Traditional media companies aren’t in trouble because they’re not giving consumers what they want; they’re in trouble because they can’t collect money for it. It’s the natural outcome of an online economy that transfers wealth from ‘each according to his ability’ to ‘each according to what he can get away with.'”
And parasites certainly try to get away with a lot. With their masterful search engine optimization — which produces what I call the HuffPostification of headlines, titles that sound like a fifth-grader or a caveman (or, in the most successful of cases, a fifth-grader caveman) composed them and frequently feature the word “awesome” — they have perfected the craft of giving machines what algorithms think people want, then collecting money for it. Never mind the cultural footprint.
Having just returned from the annual Futures of Entertainment summit for my MIT fellowship, where Harvard’s Jonathan Zittrain brought back the now-infamous web-age adage, “If you aren’t paying for the product, you are the product,” I was particularly taken with Levine’s thoughtful argument that this entire imperfect information economy, with its parasites and its promises, was “a choice of design, not a requirement of technology.” As editors, curators, and publishers, we choose how to measure our merit, collect our money if we so choose, and, most importantly, serve our audience. As Levine puts it,

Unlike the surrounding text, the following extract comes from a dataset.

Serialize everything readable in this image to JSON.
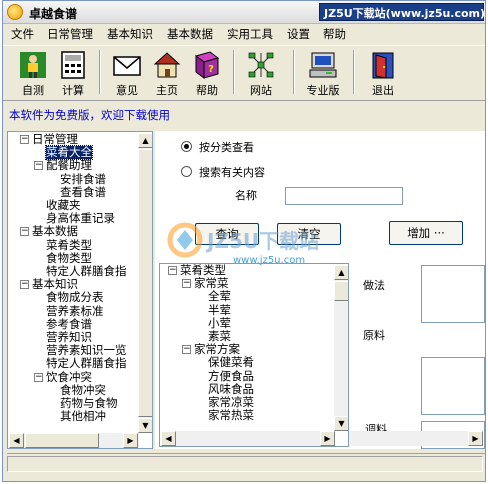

Like TV, the Internet is only as good as what’s on it.”
Levine goes on to examine the many facets of information value and intellectual property, from the devastation of the music business to Google’s war on copyright to how Europe is handling censorship, and in the end reminds us the tough calls that shape the future of the Internet will not be made with technology R&D breakthroughs but with ethical decisions on how to use that technology and what to value. He offers a poetic reminder by citing the first French copyright law, circa 1791:

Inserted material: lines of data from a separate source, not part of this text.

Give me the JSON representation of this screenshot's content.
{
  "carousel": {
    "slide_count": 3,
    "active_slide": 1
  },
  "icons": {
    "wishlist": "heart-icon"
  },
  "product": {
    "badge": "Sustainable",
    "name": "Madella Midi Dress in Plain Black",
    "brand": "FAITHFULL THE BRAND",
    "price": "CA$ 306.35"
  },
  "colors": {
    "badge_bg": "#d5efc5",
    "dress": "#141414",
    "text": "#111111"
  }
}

The most sacred, the most unassailable, and the most personal of all properties is the composition, the fruit of the writer’s thought.”
Ultimately, I completely agree with Tyler Cowen when he says, “Everyone who follows cultural economics should read this book.”
I, by the way, was happy to pay $13.99 for a Kindle copy of Levine’s book — and would’ve happily paid much more had he offered a pay-what-you-will option.